*** Opening of Provided records ***

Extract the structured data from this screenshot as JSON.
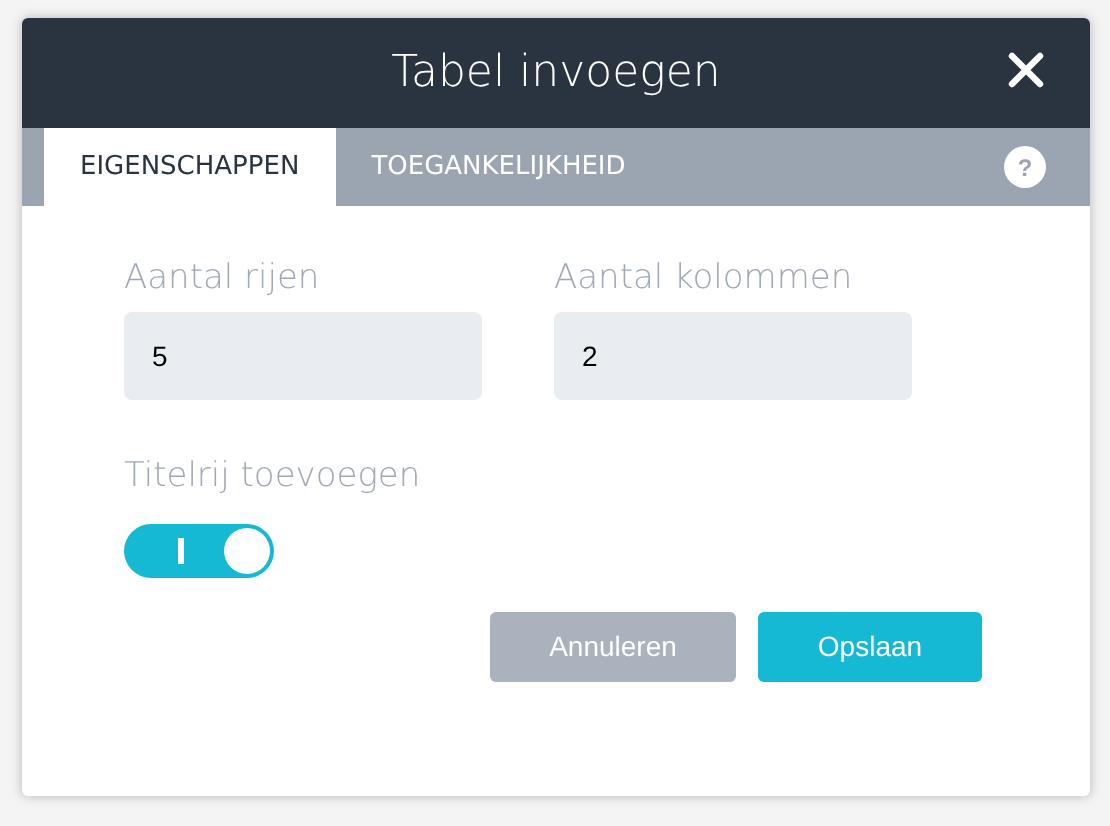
{
  "dialog": {
    "title": "Tabel invoegen"
  },
  "tabs": [
    {
      "label": "EIGENSCHAPPEN",
      "selected": true
    },
    {
      "label": "TOEGANKELIJKHEID",
      "selected": false
    }
  ],
  "help": {
    "label": "?"
  },
  "fields": [
    {
      "label": "Aantal rijen",
      "value": "5"
    },
    {
      "label": "Aantal kolommen",
      "value": "2"
    }
  ],
  "header_row": {
    "label": "Titelrij toevoegen",
    "on": true
  },
  "buttons": [
    {
      "label": "Annuleren",
      "kind": "secondary"
    },
    {
      "label": "Opslaan",
      "kind": "primary"
    }
  ]
}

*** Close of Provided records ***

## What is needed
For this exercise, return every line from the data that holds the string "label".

## Answer to this task
      "label": "EIGENSCHAPPEN",
      "label": "TOEGANKELIJKHEID",
    "label": "?"
      "label": "Aantal rijen",
      "label": "Aantal kolommen",
    "label": "Titelrij toevoegen",
      "label": "Annuleren",
      "label": "Opslaan",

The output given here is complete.